ACTIVITY ▸
Which lines in the entries below contain the string "kind"? Show each of them in full.

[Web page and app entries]
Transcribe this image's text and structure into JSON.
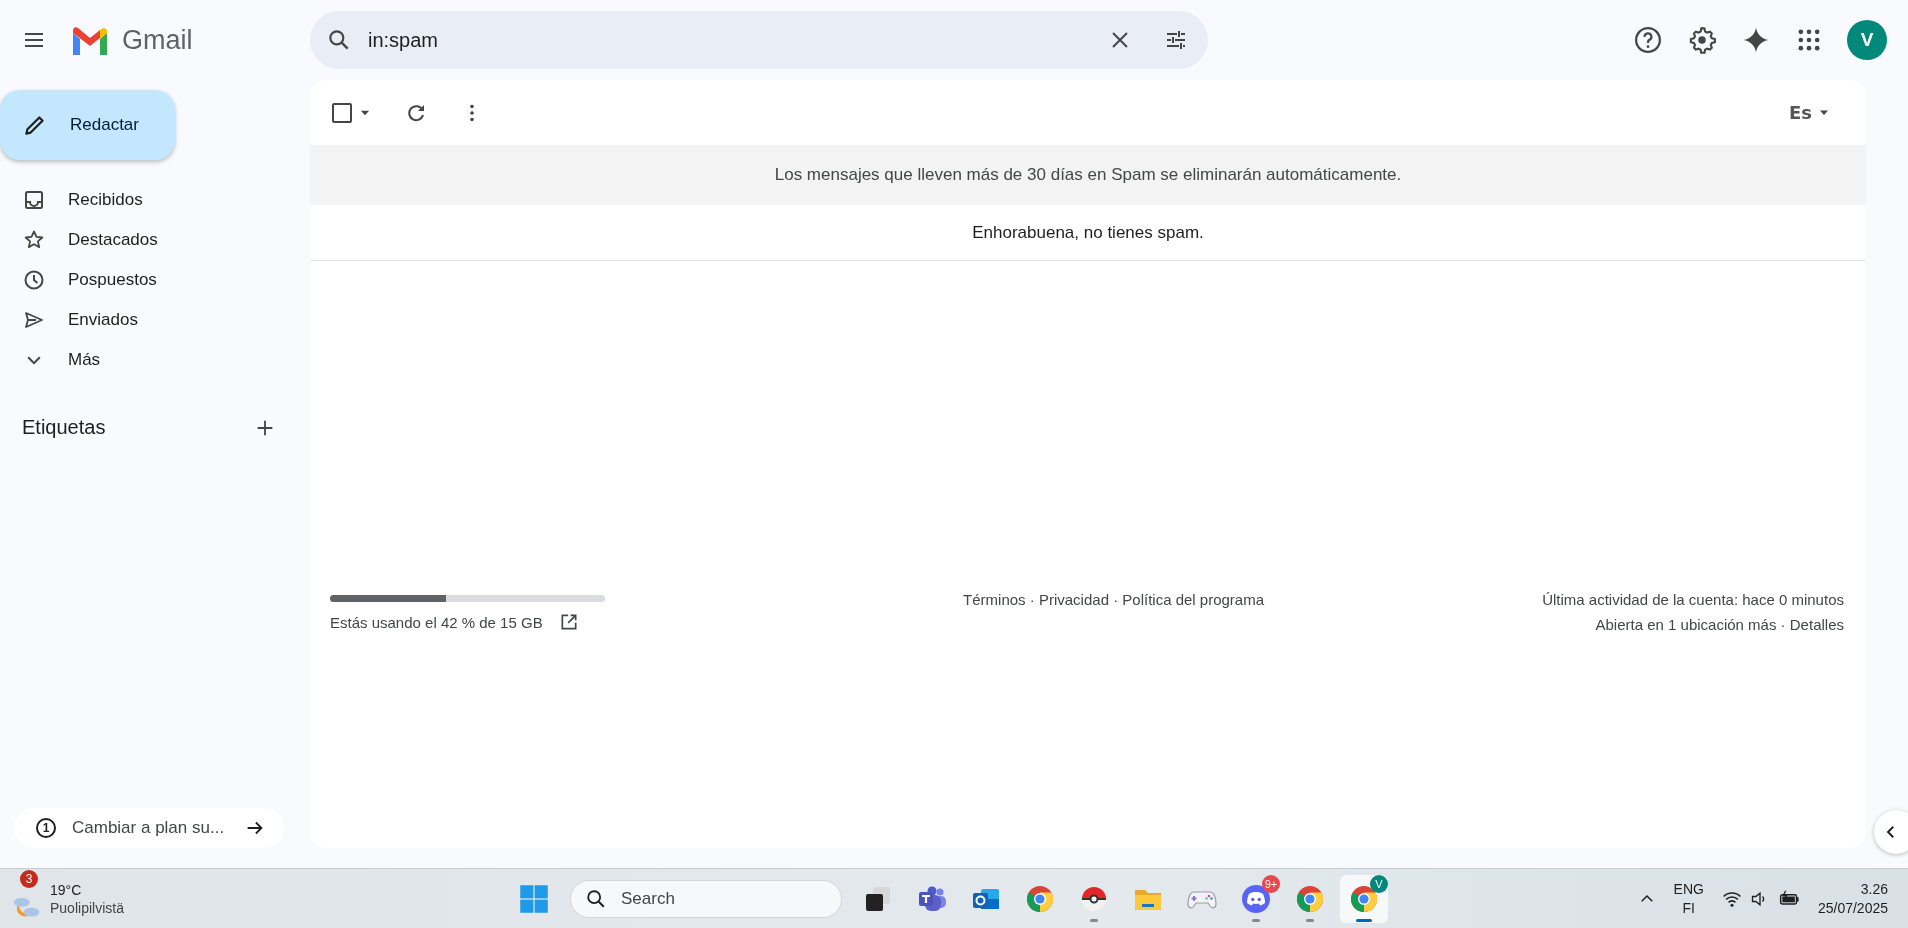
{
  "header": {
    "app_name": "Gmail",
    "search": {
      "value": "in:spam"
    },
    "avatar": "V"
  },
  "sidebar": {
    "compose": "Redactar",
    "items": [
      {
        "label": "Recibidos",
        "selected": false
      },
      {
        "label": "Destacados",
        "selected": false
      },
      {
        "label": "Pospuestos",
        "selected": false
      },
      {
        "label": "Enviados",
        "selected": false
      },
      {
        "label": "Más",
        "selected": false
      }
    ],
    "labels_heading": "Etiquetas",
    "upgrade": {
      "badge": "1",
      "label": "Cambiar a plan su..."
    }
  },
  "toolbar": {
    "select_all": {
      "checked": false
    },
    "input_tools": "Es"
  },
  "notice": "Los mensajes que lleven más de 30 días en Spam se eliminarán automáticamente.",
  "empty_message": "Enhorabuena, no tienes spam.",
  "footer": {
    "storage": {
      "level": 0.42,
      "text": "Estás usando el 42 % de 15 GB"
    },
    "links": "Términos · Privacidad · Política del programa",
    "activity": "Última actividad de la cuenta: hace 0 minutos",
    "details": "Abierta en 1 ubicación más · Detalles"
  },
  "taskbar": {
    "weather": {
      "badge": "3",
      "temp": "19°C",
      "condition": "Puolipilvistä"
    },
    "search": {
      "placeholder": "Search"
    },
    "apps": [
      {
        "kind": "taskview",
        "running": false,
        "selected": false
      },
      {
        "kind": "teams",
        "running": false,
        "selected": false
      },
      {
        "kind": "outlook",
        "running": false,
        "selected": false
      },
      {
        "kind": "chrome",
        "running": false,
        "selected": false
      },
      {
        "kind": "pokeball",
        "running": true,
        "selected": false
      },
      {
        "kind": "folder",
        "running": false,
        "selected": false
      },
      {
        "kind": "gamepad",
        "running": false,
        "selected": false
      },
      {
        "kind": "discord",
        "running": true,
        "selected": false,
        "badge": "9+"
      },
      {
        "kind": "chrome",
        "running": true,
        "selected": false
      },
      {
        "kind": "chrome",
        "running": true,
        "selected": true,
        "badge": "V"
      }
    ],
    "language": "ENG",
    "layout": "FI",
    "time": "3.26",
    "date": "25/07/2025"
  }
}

TASK SOLUTION ▸
        "kind": "taskview",
        "kind": "teams",
        "kind": "outlook",
        "kind": "chrome",
        "kind": "pokeball",
        "kind": "folder",
        "kind": "gamepad",
        "kind": "discord",
        "kind": "chrome",
        "kind": "chrome",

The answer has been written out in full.